|The first excerpt represents the element of Air. It speaks of mental influences and the process of thought, and is drawn from A Woman of No Importance by Oscar Wilde:
saying what a pleasant party you have asked us to meet. You have a
wonderful power of selection. It is quite a gift.
LADY HUNSTANTON. Dear Caroline, how kind of you! I think we all
do fit in very nicely together. And I hope our charming American
visitor will carry back pleasant recollections of our English
country life. [To Footman.] The cushion, there, Francis. And my
shawl. The Shetland. Get the Shetland. [Exit Footman for shawl.]
[Enter GERALD ARBUTHNOT.]
GERALD. Lady Hunstanton, I have such good news to tell you. Lord
Illingworth has just offered to make me his secretary.
LADY HUNSTANTON. His secretary? That is good news indeed, Gerald.
|The second excerpt represents the element of Fire. It speaks of emotional influences and base passions, and is drawn from Democracy In America, Volume 1 by Alexis de Toqueville:
mulattoes are by no means numerous in the United States; they
have no force peculiar to themselves, and when quarrels
originating in differences of color take place, they generally
side with the whites; just as the lackeys of the great, in
Europe, assume the contemptuous airs of nobility to the lower
The pride of origin, which is natural to the English, is
singularly augmented by the personal pride which democratic
liberty fosters amongst the Americans: the white citizen of the
United States is proud of his race, and proud of himself. But if
the whites and the negroes do not intermingle in the North of the
|The third excerpt represents the element of Water.
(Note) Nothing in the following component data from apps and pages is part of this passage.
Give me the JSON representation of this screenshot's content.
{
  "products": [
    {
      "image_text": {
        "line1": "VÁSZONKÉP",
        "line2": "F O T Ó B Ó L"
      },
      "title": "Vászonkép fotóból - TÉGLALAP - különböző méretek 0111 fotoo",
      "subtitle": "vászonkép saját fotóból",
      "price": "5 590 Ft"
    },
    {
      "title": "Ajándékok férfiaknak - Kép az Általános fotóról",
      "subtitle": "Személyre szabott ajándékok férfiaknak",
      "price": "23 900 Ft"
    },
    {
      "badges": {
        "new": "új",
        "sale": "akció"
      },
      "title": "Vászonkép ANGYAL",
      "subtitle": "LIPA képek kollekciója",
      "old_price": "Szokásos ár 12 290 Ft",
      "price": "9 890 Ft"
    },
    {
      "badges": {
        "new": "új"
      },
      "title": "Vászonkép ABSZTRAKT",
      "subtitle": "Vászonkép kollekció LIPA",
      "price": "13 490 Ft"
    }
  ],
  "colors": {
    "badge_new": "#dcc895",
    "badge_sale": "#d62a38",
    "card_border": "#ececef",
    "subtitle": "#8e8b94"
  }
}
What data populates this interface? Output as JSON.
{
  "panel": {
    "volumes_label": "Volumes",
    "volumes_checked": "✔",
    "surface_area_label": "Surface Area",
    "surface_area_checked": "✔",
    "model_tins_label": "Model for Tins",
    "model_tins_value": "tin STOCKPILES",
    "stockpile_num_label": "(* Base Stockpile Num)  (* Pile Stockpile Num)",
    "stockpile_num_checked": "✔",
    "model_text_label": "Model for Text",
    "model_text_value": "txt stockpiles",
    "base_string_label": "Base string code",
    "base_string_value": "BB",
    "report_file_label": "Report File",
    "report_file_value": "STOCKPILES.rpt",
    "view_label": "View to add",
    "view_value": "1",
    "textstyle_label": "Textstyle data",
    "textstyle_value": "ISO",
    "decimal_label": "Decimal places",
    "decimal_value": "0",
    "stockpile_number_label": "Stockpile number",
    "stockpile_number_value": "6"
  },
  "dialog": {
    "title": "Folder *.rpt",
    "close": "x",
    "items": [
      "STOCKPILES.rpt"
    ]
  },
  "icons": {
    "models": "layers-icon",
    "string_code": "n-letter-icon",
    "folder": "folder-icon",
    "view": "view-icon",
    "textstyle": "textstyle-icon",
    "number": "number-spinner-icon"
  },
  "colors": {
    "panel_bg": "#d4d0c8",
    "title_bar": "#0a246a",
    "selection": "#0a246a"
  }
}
It speaks of pure spiritual influences and feelings of love, and is drawn from Frances Waldeaux by Rebecca Davis:
"After a million of years--it will still be me."
There stirred within the lean body and rheumatic limbs
depths of unused power, of thought, of love and passion,
and, deeper than all, awful possibilities of change.
"I have it in me still to be worse than a
murderer," she thought, with whitening face.
She stood a long time, alone. A strange content and
light came slowly into her face. "Come what will, I
shall never be left to myself again," she said at last,
speaking to a Friend whom she had found long ago.
Then she went in search of the boy. "Come, Jack," she
|The fourth excerpt represents the element of Earth. It speaks of physical influences and the impact of the unseen on the visible world, and is drawn from Shakespeare's Sonnets by William Shakespeare:
Which to repair should be thy chief desire.
O! change thy thought, that I may change my mind:
Shall hate be fairer lodg'd than gentle love?
Be, as thy presence is, gracious and kind,
Or to thyself at least kind-hearted prove:
Make thee another self for love of me,
That beauty still may live in thine or thee.
As fast as thou shalt wane, so fast thou grow'st,
In one of thine, from that which thou departest;
And that fresh blood which youngly thou bestow'st,